The current study used the experience sampling method (ESM) to collect data by having participants record data several times a day with computer-assisted technology (eg, smartphones). In prior studies, retrospective assessments of depersonalization and derealization experiences are less likely to be recalled accurately or clearly, while laboratory settings might create expectations for embarrassing interactions.
The researchers examined depersonalization and derealization frequency and duration between participants with SP (n=47) or MDD (n=118) and controls (n=119), recruited through university clinics, local practitioners, and internet advertisements. Participants used smartphones during the course of 7 days to complete a total of 5 surveys daily at fixed times (every 3 hours). Each survey assessed the number of meaningful social interactions, embarrassing behaviors, and accompanying depersonalization and derealization experiences.
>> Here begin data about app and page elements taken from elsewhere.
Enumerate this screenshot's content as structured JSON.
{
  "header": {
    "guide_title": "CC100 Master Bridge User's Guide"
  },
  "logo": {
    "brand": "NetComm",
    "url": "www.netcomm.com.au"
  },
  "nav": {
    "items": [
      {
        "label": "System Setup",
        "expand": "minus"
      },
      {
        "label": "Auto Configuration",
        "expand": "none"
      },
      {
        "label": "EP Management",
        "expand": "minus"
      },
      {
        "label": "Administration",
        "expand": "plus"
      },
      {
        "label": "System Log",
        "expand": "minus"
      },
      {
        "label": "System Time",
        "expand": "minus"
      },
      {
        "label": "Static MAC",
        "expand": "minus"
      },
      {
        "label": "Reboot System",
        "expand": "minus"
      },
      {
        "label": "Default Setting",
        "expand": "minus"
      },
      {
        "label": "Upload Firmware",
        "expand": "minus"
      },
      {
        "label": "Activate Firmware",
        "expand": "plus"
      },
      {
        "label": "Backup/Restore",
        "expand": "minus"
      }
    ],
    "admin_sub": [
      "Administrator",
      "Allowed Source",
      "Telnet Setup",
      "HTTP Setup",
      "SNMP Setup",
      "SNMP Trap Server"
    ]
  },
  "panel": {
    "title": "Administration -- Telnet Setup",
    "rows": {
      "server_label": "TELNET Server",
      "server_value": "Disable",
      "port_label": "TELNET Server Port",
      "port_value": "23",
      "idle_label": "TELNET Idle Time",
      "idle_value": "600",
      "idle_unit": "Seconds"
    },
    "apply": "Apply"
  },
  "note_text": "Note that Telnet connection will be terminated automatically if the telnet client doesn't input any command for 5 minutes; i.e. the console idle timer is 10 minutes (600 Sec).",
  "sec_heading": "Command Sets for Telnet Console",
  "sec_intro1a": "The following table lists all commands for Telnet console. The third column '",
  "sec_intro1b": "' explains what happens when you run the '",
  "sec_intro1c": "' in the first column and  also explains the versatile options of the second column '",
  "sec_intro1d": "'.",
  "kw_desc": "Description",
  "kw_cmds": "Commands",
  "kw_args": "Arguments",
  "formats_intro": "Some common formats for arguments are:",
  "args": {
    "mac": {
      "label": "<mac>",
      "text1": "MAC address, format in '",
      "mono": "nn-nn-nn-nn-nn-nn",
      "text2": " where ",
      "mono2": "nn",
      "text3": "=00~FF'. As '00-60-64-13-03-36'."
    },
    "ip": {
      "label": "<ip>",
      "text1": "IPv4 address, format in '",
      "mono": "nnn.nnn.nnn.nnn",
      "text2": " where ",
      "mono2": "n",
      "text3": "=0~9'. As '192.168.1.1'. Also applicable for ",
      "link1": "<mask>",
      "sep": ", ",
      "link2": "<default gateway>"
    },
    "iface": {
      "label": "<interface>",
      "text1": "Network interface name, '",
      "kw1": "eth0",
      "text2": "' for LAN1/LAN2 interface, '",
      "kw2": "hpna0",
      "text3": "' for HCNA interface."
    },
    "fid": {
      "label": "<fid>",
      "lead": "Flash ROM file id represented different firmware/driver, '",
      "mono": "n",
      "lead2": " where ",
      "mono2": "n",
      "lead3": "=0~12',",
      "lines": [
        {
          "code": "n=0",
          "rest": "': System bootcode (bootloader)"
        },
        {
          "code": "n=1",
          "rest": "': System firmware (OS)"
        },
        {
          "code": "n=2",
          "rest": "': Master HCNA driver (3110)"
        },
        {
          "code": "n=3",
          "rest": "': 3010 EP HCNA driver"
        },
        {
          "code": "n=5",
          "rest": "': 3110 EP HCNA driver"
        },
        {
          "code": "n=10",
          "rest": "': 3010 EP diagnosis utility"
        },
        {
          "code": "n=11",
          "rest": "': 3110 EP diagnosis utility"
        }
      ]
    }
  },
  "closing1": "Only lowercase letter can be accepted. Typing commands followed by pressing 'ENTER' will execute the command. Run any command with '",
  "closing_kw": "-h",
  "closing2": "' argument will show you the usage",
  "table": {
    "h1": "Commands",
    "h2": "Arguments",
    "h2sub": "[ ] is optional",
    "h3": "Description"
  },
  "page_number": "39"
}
Patients with either MDD or SP experienced a greater frequency of embarrassment (MDD: odds ratio [OR], 4.78; 95% CI, 2.55-8.96; P <.001 and SP: OR, 6.93; 95% CI, 3.35-14.35; P <.001), as well as depersonalization and derealization, during important social interactions than controls. However, the groups did not differ in terms of duration of derealization or depersonalization. While participants with SP did not differ from controls in the frequency of depersonalization during embarrassing interactions, the frequency of depersonalization was higher in participants with MDD than in controls (OR, 5.88; 95% CI, 1.15-30.05; P =.033). Lastly, there were no differences between any of the groups in the frequency of derealization during embarrassing social interactions.
There were several important limitations to the study, which did not allow for further analysis of depersonalization and derealization outside of embarrassing social interactions or potential triggers beyond embarrassment. These limitations included a failure to account for other factors such as alcohol and drug use, which could possibly increase depersonalization and derealization.
“The results verify that [depersonalization and derealization] symptoms, although aversive in nature, are neither unusual nor specific to only individuals with a psychiatric diagnosis. Furthermore, it shows that feelings of embarrassment proved to be a reliable trigger for [depersonalization and derealization],” the researchers concluded. However, they noted that patients with MDD and SP may have unique psychological processes that relate to embarrassing social interactions.
Čolić J, Bassett TR, Latysheva A, et al. Depersonalization and derealization in embarrassing social interactions: an experience sampling study in social phobia, major depression and controls. J Anxiety Disord. 2020;70:102189.